The kitchen in the caravan is arguably better than the one we have at home. I’ve spoken earlier about the sink setup and that is pretty self explanatory, the water on demand is a great thing, no need to be tipping in water from a 25L container to wash the dishes. The gas stove is unreal, 4 gas burners and a grill all hooked up to two 9kg gas bottle that is on the drawbar of the caravan. The gas also powers the three way fridge and we have been surprised about how efficient it runs; we are getting about a month per bottle. Cooking inside care free of any weather condition is brilliant. The worst thing about the Troopy was having to pull up in the rain and cook dinner under a makeshift tarp setup.
No shower and no hot water – I think a brilliant addition to the van would be an outdoor shower plumbed up with pressurised hot water from a gas hot water system (if anyone knows a plumber/gas fitter that could hook that up let us know). We have seen heaps of people along the way with the awesome compact gas hot water systems plumbed into their water tanks. These are relatively cheap and easy to install so I think it will be one of the first improvements to the van once we get back.
The 12volt setup needs to be overhauled; it works and gets us by but looks a little like a dog’s breakfast. Two new batteries and a portable solar panel would top it off nicely.
The main downside to the caravan is the fact you are pulling this big rig along behind you. It slows you down and increases your fuel consumptions. We are not in a hurry so that’s ok but for some people that is why they will lean towards camper trailers and roof top tents over caravans. If you are looking to go down some rough/tight tracks or camp up in the sand dunes then a caravan may not be for you (but we still made it work). We have rarely missed out on doing certain things we wanted to do because we are in a caravan;if it is too hard to get the van in somewhere we simply drop it off and go and do day trips (sometimes a couple of days) in the troop carrier. This caravan is not specifically built to be an off road caravan so we take it extremely easy when we have it off road but compared to most of the off road caravans that sit on concrete slabs in caravan parks plugged into 240V power their entire lives this thing works a treat. We see heaps of these flash new off road vans with independent suspension and big mud tires but the reality of these truly getting tested is unlikely, it is pretty clear when you see the cars that are towing them (haven’t we turned into car snobs all of a sudden… but seriously if you’re not driving a land cruiser then we don’t want to know ya ;))

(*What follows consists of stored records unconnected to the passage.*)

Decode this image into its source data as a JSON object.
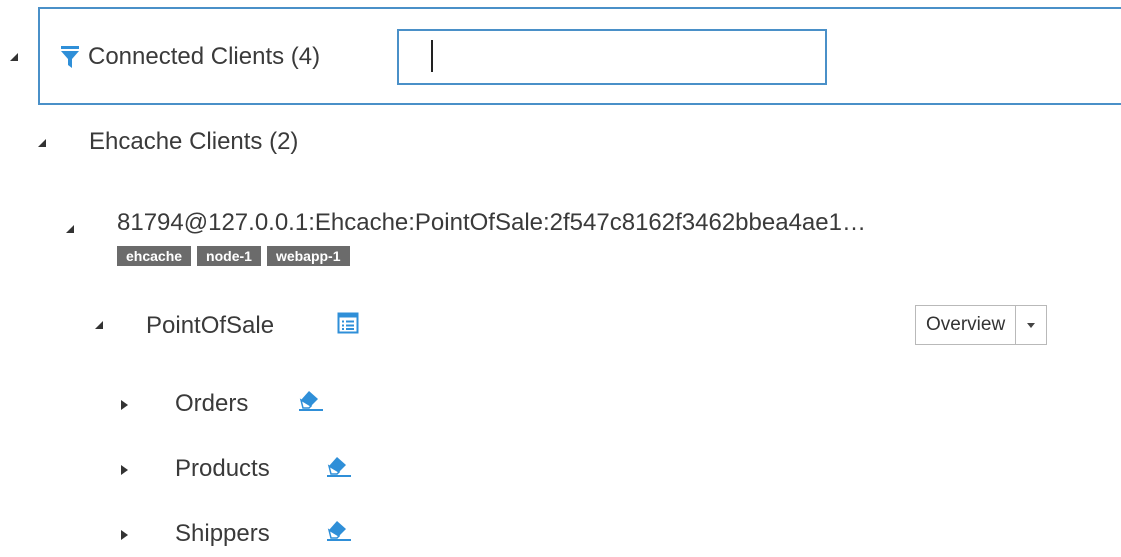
{
  "tree": {
    "root": {
      "label": "Connected Clients (4)",
      "filter_value": ""
    },
    "ehcache_clients": {
      "label": "Ehcache Clients (2)"
    },
    "client": {
      "label": "81794@127.0.0.1:Ehcache:PointOfSale:2f547c8162f3462bbea4ae1…",
      "tags": [
        "ehcache",
        "node-1",
        "webapp-1"
      ]
    },
    "cache_manager": {
      "label": "PointOfSale",
      "view_select": "Overview"
    },
    "caches": [
      {
        "label": "Orders"
      },
      {
        "label": "Products"
      },
      {
        "label": "Shippers"
      }
    ]
  },
  "colors": {
    "accent": "#4a90c8",
    "icon_blue": "#2f8fd8",
    "tag_bg": "#6b6b6b"
  },
  "icons": {
    "filter": "filter-icon",
    "details": "list-details-icon",
    "clear": "eraser-icon"
  }
}
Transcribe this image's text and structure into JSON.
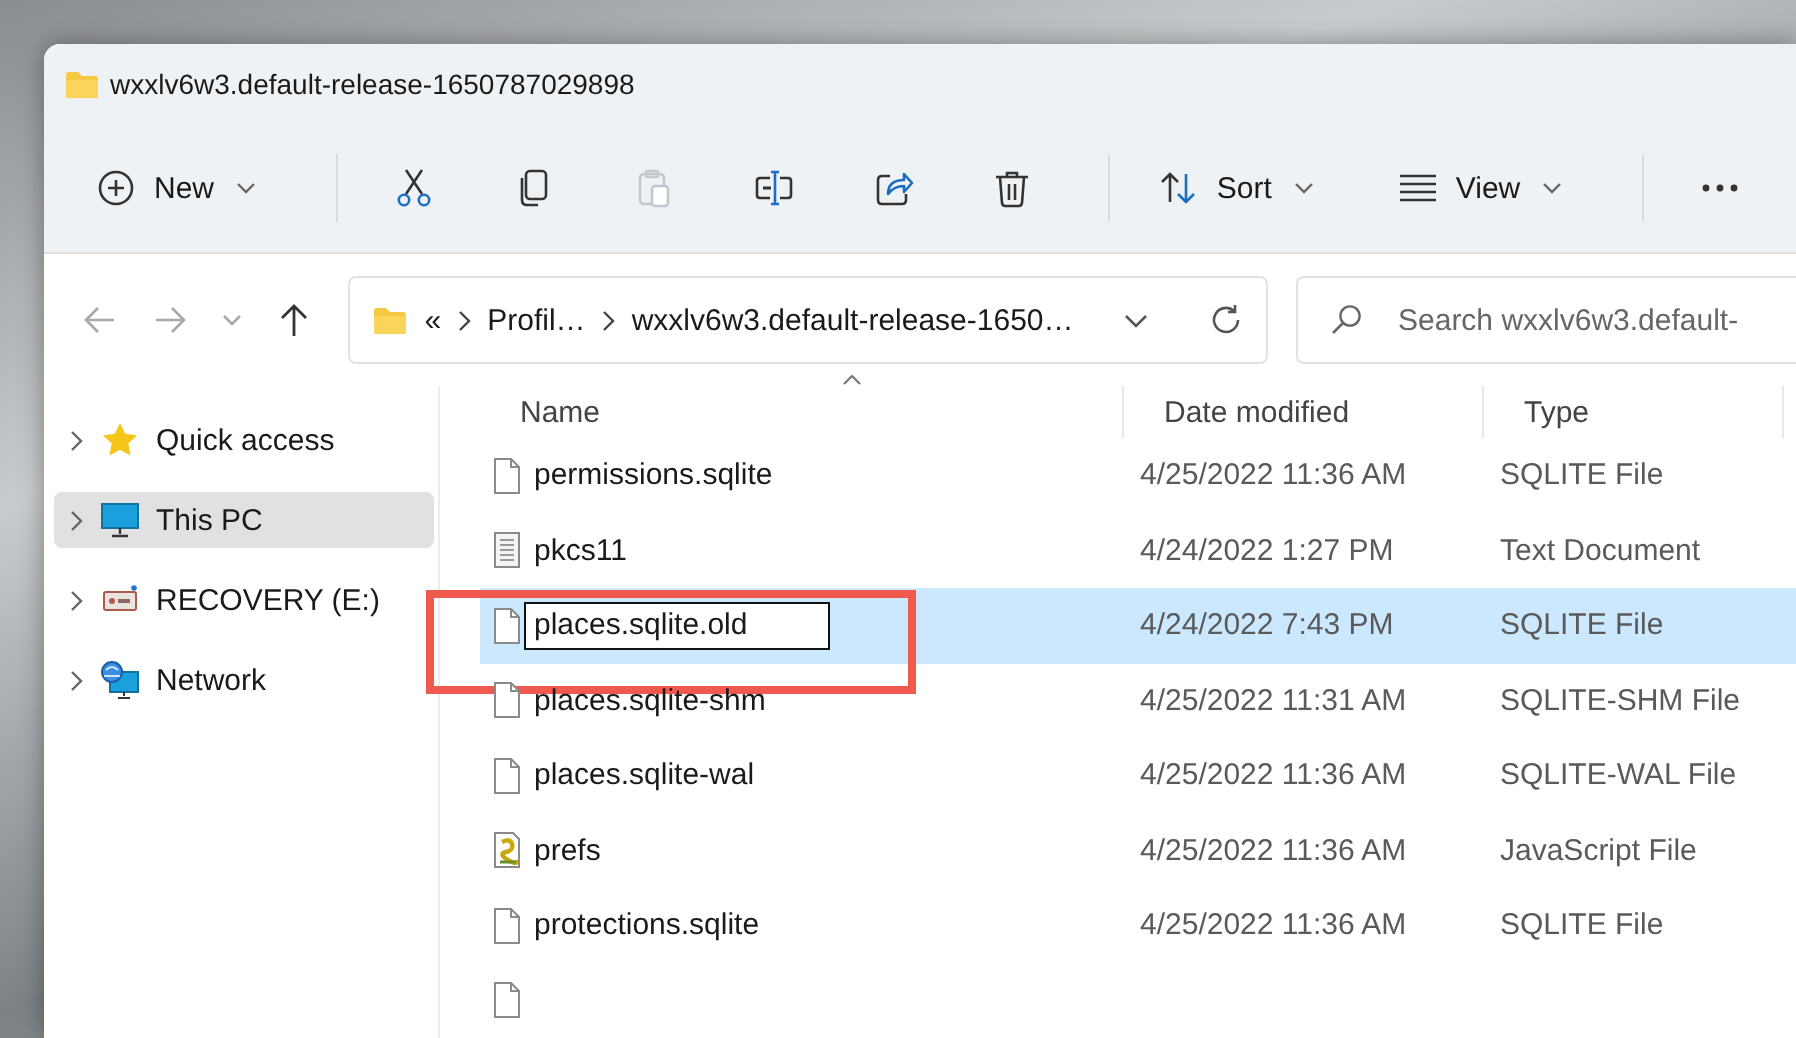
{
  "window": {
    "title": "wxxlv6w3.default-release-1650787029898"
  },
  "toolbar": {
    "items": [
      {
        "kind": "new",
        "label": "New",
        "disabled": false
      },
      {
        "kind": "cut",
        "disabled": false
      },
      {
        "kind": "copy",
        "disabled": false
      },
      {
        "kind": "paste",
        "disabled": true
      },
      {
        "kind": "rename",
        "disabled": false
      },
      {
        "kind": "share",
        "disabled": false
      },
      {
        "kind": "delete",
        "disabled": false
      },
      {
        "kind": "sort",
        "label": "Sort",
        "disabled": false
      },
      {
        "kind": "view",
        "label": "View",
        "disabled": false
      },
      {
        "kind": "more",
        "disabled": false
      }
    ]
  },
  "navigation": {
    "buttons": [
      {
        "kind": "back",
        "disabled": true
      },
      {
        "kind": "forward",
        "disabled": true
      },
      {
        "kind": "recent",
        "disabled": true
      },
      {
        "kind": "up",
        "disabled": false
      }
    ]
  },
  "address": {
    "overflow": "«",
    "segments": [
      "Profil…",
      "wxxlv6w3.default-release-1650…"
    ]
  },
  "search": {
    "placeholder": "Search wxxlv6w3.default-"
  },
  "sidebar": {
    "items": [
      {
        "kind": "star",
        "label": "Quick access",
        "selected": false
      },
      {
        "kind": "pc",
        "label": "This PC",
        "selected": true
      },
      {
        "kind": "drive",
        "label": "RECOVERY (E:)",
        "selected": false
      },
      {
        "kind": "network",
        "label": "Network",
        "selected": false
      }
    ]
  },
  "file_list": {
    "columns": [
      {
        "label": "Name",
        "sorted": true
      },
      {
        "label": "Date modified",
        "sorted": false
      },
      {
        "label": "Type",
        "sorted": false
      }
    ],
    "rows": [
      {
        "kind": "blank",
        "name": "permissions.sqlite",
        "date": "4/25/2022 11:36 AM",
        "type": "SQLITE File",
        "selected": false,
        "renaming": false,
        "highlighted": false
      },
      {
        "kind": "text",
        "name": "pkcs11",
        "date": "4/24/2022 1:27 PM",
        "type": "Text Document",
        "selected": false,
        "renaming": false,
        "highlighted": false
      },
      {
        "kind": "blank",
        "name": "places.sqlite.old",
        "date": "4/24/2022 7:43 PM",
        "type": "SQLITE File",
        "selected": true,
        "renaming": true,
        "highlighted": true
      },
      {
        "kind": "blank",
        "name": "places.sqlite-shm",
        "date": "4/25/2022 11:31 AM",
        "type": "SQLITE-SHM File",
        "selected": false,
        "renaming": false,
        "highlighted": false
      },
      {
        "kind": "blank",
        "name": "places.sqlite-wal",
        "date": "4/25/2022 11:36 AM",
        "type": "SQLITE-WAL File",
        "selected": false,
        "renaming": false,
        "highlighted": false
      },
      {
        "kind": "script",
        "name": "prefs",
        "date": "4/25/2022 11:36 AM",
        "type": "JavaScript File",
        "selected": false,
        "renaming": false,
        "highlighted": false
      },
      {
        "kind": "blank",
        "name": "protections.sqlite",
        "date": "4/25/2022 11:36 AM",
        "type": "SQLITE File",
        "selected": false,
        "renaming": false,
        "highlighted": false
      }
    ],
    "more_rows_below": true
  }
}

We look forward to returning the caravan to Mum and Dad (one day..) and helping them with some small improvements so that they too can get the most out of the caravan and we can go on trips away together. They are in fact meeting us on our last leg of our trip in QLD for a week in Seventeen Seventy where we get kicked out to sleep in the Troopy, with the bonus being that they are towing up my tinny so we can go fishing! We could have done this trip without the caravan but it would not have been as comfortable that’s for sure. So a big shout out and much love to my Mum (Elesia) and Dad (Danny) for their generosity, we will be forever grateful!